··· Provided data ···

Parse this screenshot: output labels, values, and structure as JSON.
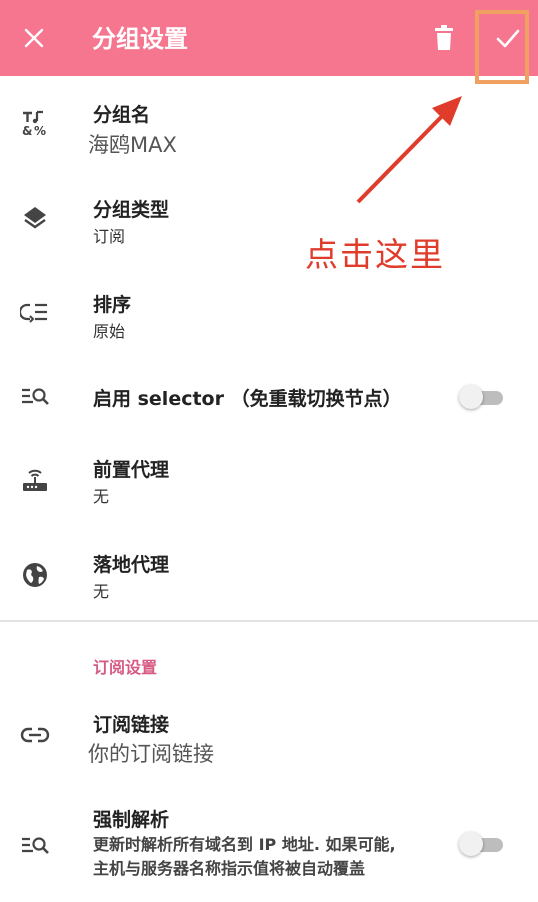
{
  "appbar": {
    "title": "分组设置",
    "close_icon": "close-icon",
    "delete_icon": "trash-icon",
    "confirm_icon": "check-icon",
    "color": "#f67690"
  },
  "annotation": {
    "text": "点击这里",
    "color": "#e03c2c",
    "highlight_color": "#f0a060"
  },
  "settings": {
    "group_name": {
      "label": "分组名",
      "value": "海鸥MAX",
      "icon": "text-format-icon"
    },
    "group_type": {
      "label": "分组类型",
      "value": "订阅",
      "icon": "layers-icon"
    },
    "sort": {
      "label": "排序",
      "value": "原始",
      "icon": "sort-icon"
    },
    "selector": {
      "label": "启用 selector （免重载切换节点）",
      "icon": "search-list-icon",
      "enabled": false
    },
    "front_proxy": {
      "label": "前置代理",
      "value": "无",
      "icon": "router-icon"
    },
    "landing_proxy": {
      "label": "落地代理",
      "value": "无",
      "icon": "globe-icon"
    }
  },
  "subscription": {
    "section_title": "订阅设置",
    "section_color": "#d65a82",
    "link": {
      "label": "订阅链接",
      "value": "你的订阅链接",
      "icon": "link-icon"
    },
    "force_resolve": {
      "label": "强制解析",
      "desc_line1": "更新时解析所有域名到 IP 地址. 如果可能,",
      "desc_line2": "主机与服务器名称指示值将被自动覆盖",
      "icon": "search-list-icon",
      "enabled": false
    }
  }
}
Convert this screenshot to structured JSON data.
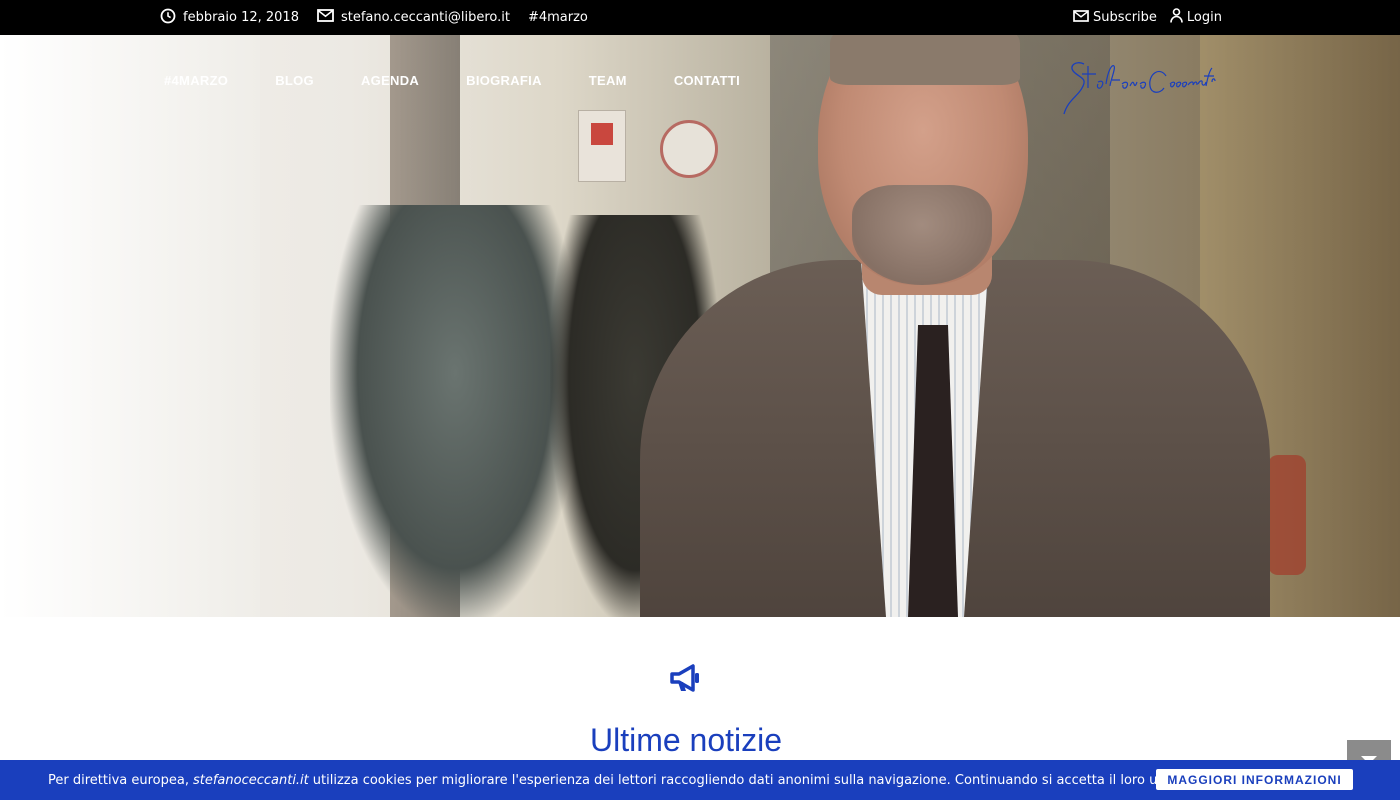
{
  "topbar": {
    "date": "febbraio 12, 2018",
    "email": "stefano.ceccanti@libero.it",
    "hashtag": "#4marzo",
    "subscribe": "Subscribe",
    "login": "Login"
  },
  "nav": {
    "items": [
      {
        "label": "#4MARZO"
      },
      {
        "label": "BLOG"
      },
      {
        "label": "AGENDA"
      },
      {
        "label": "BIOGRAFIA"
      },
      {
        "label": "TEAM"
      },
      {
        "label": "CONTATTI"
      }
    ]
  },
  "logo": {
    "text": "Stefano Ceccanti",
    "color": "#1a3fbd"
  },
  "section": {
    "title": "Ultime notizie",
    "icon": "megaphone-icon"
  },
  "cookie": {
    "text_before": "Per direttiva europea,",
    "site": "stefanoceccanti.it",
    "text_after": "utilizza cookies per migliorare l'esperienza dei lettori raccogliendo dati anonimi sulla navigazione. Continuando si accetta il loro uso.",
    "button": "MAGGIORI INFORMAZIONI"
  },
  "colors": {
    "accent": "#1a3fbd",
    "topbar": "#000000"
  }
}
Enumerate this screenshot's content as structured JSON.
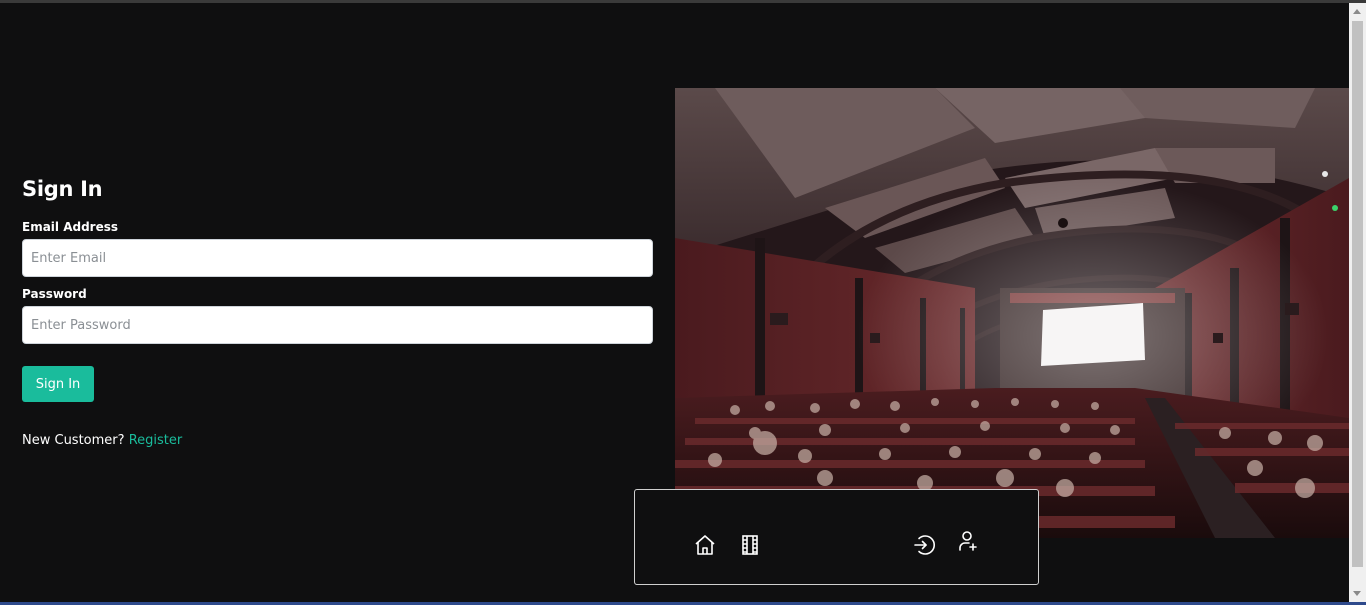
{
  "signin": {
    "title": "Sign In",
    "email_label": "Email Address",
    "email_placeholder": "Enter Email",
    "email_value": "",
    "password_label": "Password",
    "password_placeholder": "Enter Password",
    "password_value": "",
    "submit_label": "Sign In"
  },
  "footer_prompt": {
    "text": "New Customer?",
    "link_label": "Register"
  },
  "nav": {
    "icons": [
      "home-icon",
      "film-icon",
      "login-icon",
      "add-user-icon"
    ]
  },
  "colors": {
    "accent": "#1abc9c",
    "background": "#0f0f10",
    "text": "#ffffff"
  }
}
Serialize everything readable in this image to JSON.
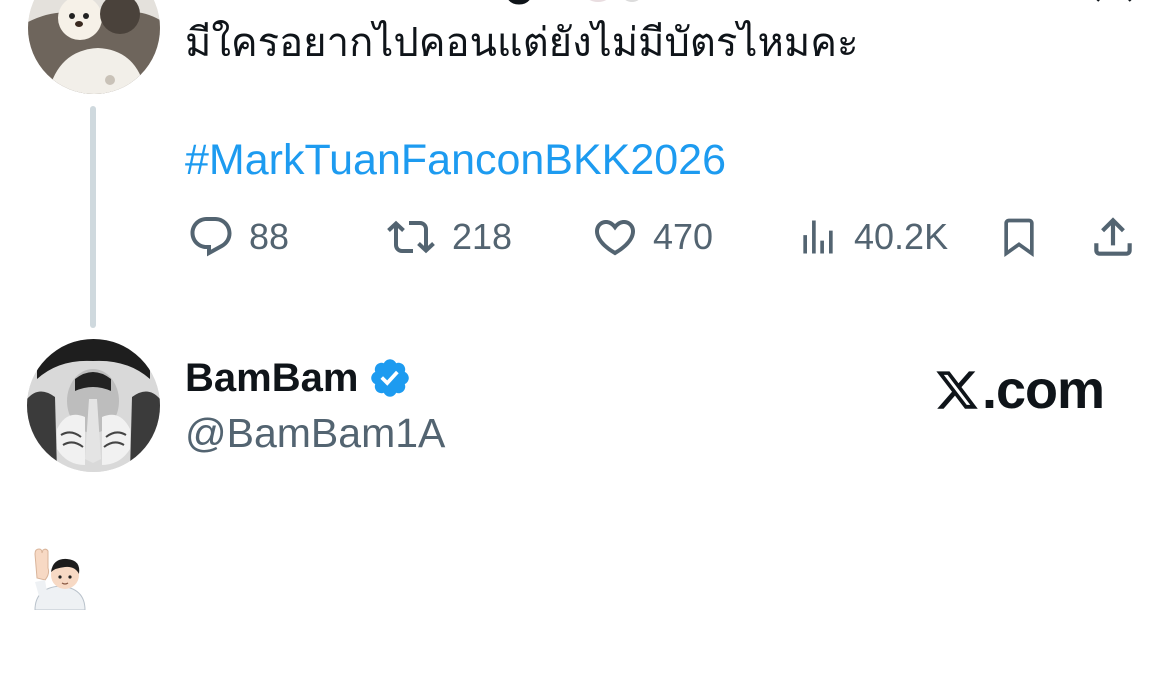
{
  "original_tweet": {
    "text": "มีใครอยากไปคอนแต่ยังไม่มีบัตรไหมคะ",
    "hashtag": "#MarkTuanFanconBKK2026",
    "stats": {
      "replies": "88",
      "retweets": "218",
      "likes": "470",
      "views": "40.2K"
    }
  },
  "reply_tweet": {
    "display_name": "BamBam",
    "handle": "@BamBam1A",
    "verified": true,
    "content_emoji": "raising-hand-person-emoji"
  },
  "brand": {
    "label": ".com"
  },
  "colors": {
    "link": "#1d9bf0",
    "muted": "#536471",
    "text": "#0f1419",
    "thread_line": "#cfd9de",
    "verified_badge": "#1d9bf0"
  }
}
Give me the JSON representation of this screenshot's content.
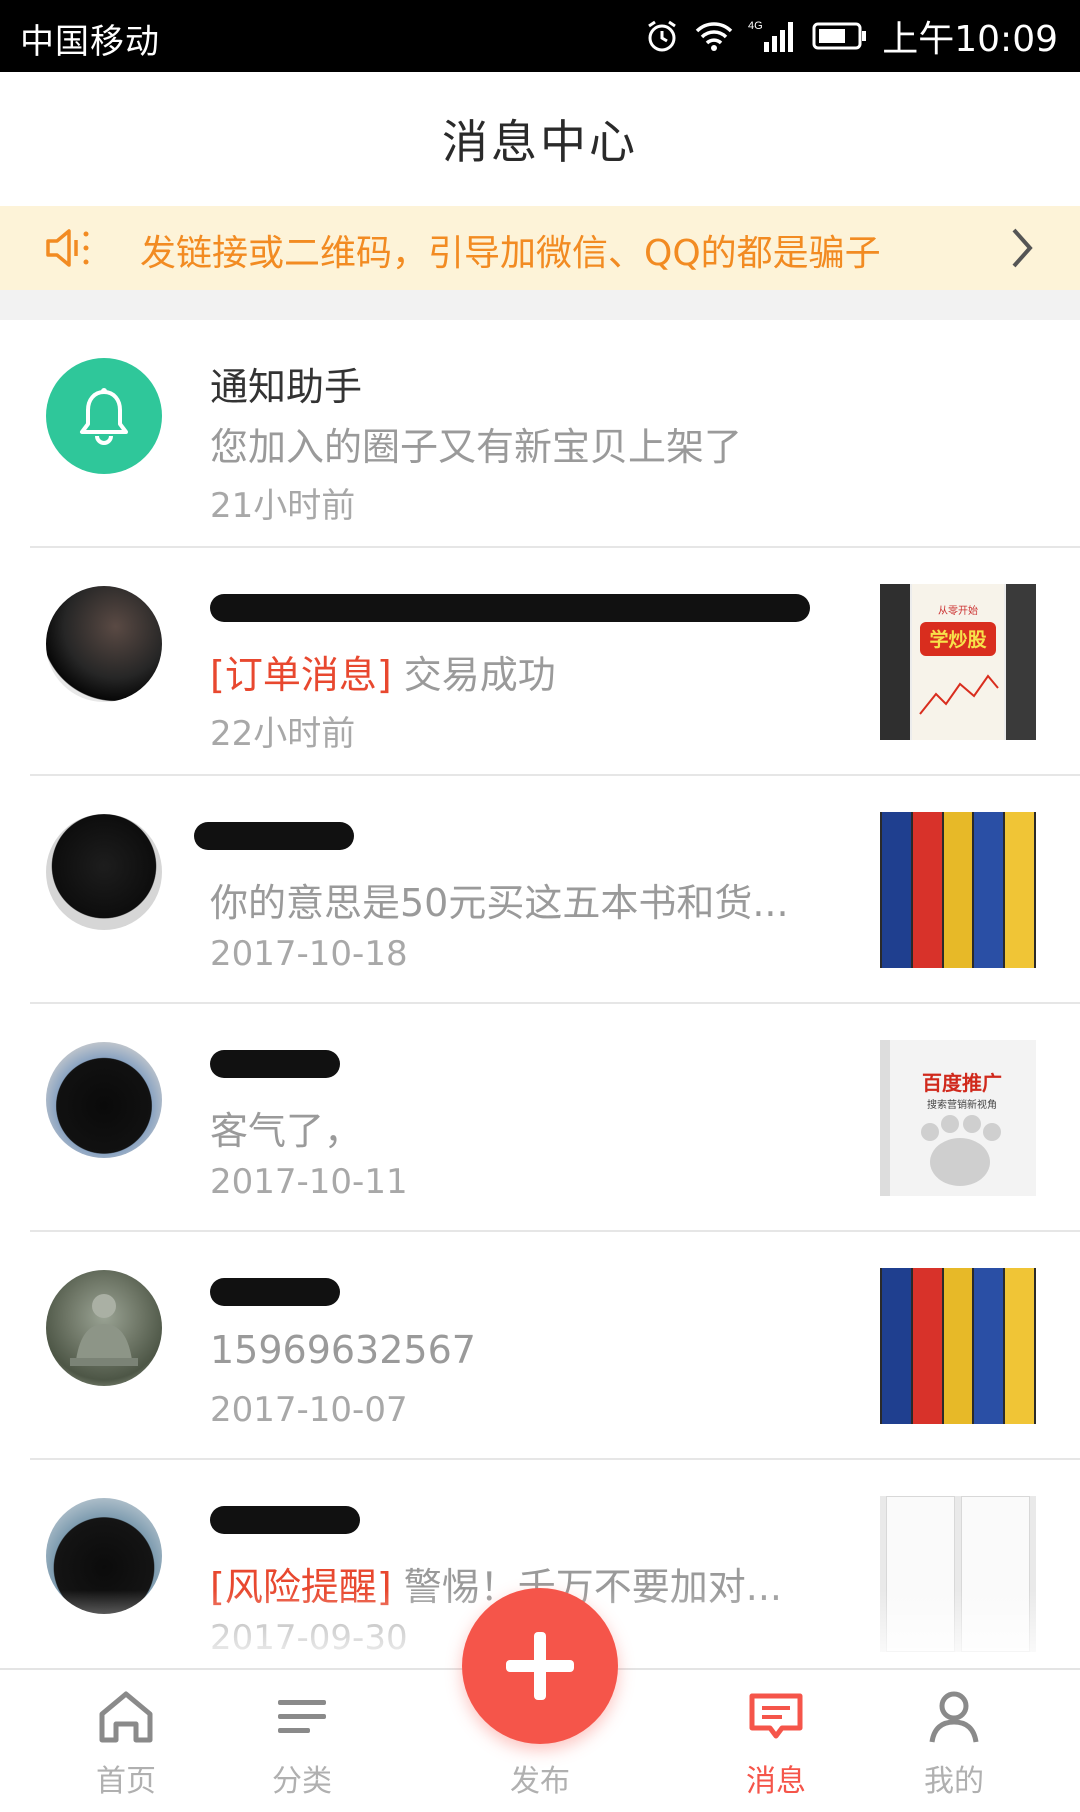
{
  "status_bar": {
    "carrier": "中国移动",
    "network": "4G",
    "time": "上午10:09"
  },
  "header": {
    "title": "消息中心"
  },
  "notice": {
    "text": "发链接或二维码，引导加微信、QQ的都是骗子"
  },
  "messages": [
    {
      "sender": "通知助手",
      "tag": "",
      "text": "您加入的圈子又有新宝贝上架了",
      "time": "21小时前",
      "avatar": "bell-icon"
    },
    {
      "sender": "",
      "tag": "[订单消息]",
      "text": " 交易成功",
      "time": "22小时前",
      "avatar": "user-photo"
    },
    {
      "sender": "",
      "tag": "",
      "text": "你的意思是50元买这五本书和货...",
      "time": "2017-10-18",
      "avatar": "user-photo"
    },
    {
      "sender": "",
      "tag": "",
      "text": "客气了，",
      "time": "2017-10-11",
      "avatar": "user-photo"
    },
    {
      "sender": "",
      "tag": "",
      "text": "15969632567",
      "time": "2017-10-07",
      "avatar": "buddha-photo"
    },
    {
      "sender": "",
      "tag": "[风险提醒]",
      "text": " 警惕！千万不要加对...",
      "time": "2017-09-30",
      "avatar": "user-photo"
    }
  ],
  "thumbnails": {
    "book1_title": "从零开始学炒股",
    "book3_title": "百度推广",
    "book3_subtitle": "搜索营销新视角"
  },
  "fab": {
    "label": "发布"
  },
  "nav": {
    "items": [
      {
        "label": "首页",
        "icon": "home-icon"
      },
      {
        "label": "分类",
        "icon": "category-icon"
      },
      {
        "label": "发布",
        "icon": "add-icon"
      },
      {
        "label": "消息",
        "icon": "message-icon"
      },
      {
        "label": "我的",
        "icon": "profile-icon"
      }
    ],
    "active_index": 3
  },
  "colors": {
    "accent": "#f5554a",
    "notice_bg": "#fdf3d8",
    "notice_text": "#f28b22",
    "bell_bg": "#2fc79a",
    "tag": "#e8482f"
  }
}
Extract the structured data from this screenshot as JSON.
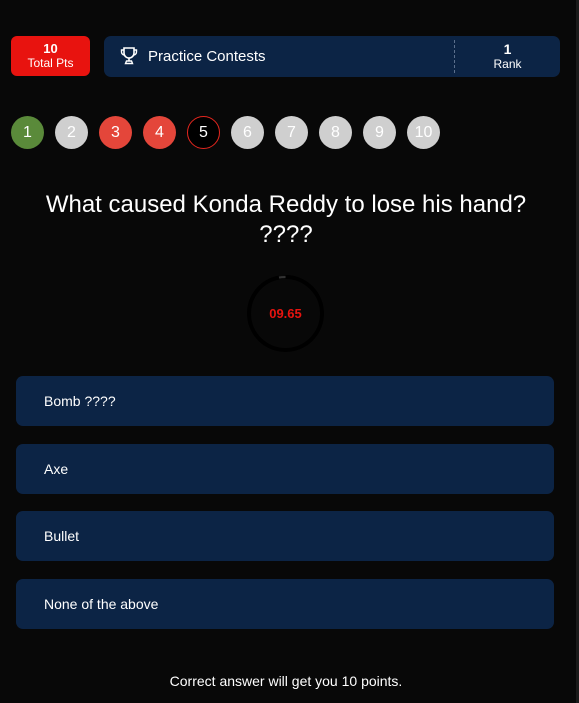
{
  "header": {
    "points_value": "10",
    "points_label": "Total Pts",
    "contest_title": "Practice Contests",
    "rank_value": "1",
    "rank_label": "Rank"
  },
  "question_nav": [
    {
      "number": "1",
      "state": "correct"
    },
    {
      "number": "2",
      "state": "unanswered"
    },
    {
      "number": "3",
      "state": "wrong"
    },
    {
      "number": "4",
      "state": "wrong"
    },
    {
      "number": "5",
      "state": "current"
    },
    {
      "number": "6",
      "state": "unanswered"
    },
    {
      "number": "7",
      "state": "unanswered"
    },
    {
      "number": "8",
      "state": "unanswered"
    },
    {
      "number": "9",
      "state": "unanswered"
    },
    {
      "number": "10",
      "state": "unanswered"
    }
  ],
  "question": {
    "text": "What caused Konda Reddy to lose his hand? ????"
  },
  "timer": {
    "display": "09.65",
    "remaining_fraction": 0.97
  },
  "options": [
    {
      "label": "Bomb ????"
    },
    {
      "label": "Axe"
    },
    {
      "label": "Bullet"
    },
    {
      "label": "None of the above"
    }
  ],
  "footer": {
    "text": "Correct answer will get you 10 points."
  },
  "colors": {
    "background": "#080808",
    "panel": "#0c2445",
    "accent_red": "#e8130f",
    "correct_green": "#5a8a3a",
    "wrong_red": "#e4463a",
    "unanswered_gray": "#cfcfcf"
  },
  "icons": {
    "contest": "trophy-icon"
  }
}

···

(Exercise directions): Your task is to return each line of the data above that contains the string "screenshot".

(Written response):
Parse this screenshot: output labels, values, and structure as JSON.
Convert this screenshot to structured JSON data.
Enumerate this screenshot's content as structured JSON.
Give me the JSON representation of this screenshot's content.
Extract the structured data from this screenshot as JSON.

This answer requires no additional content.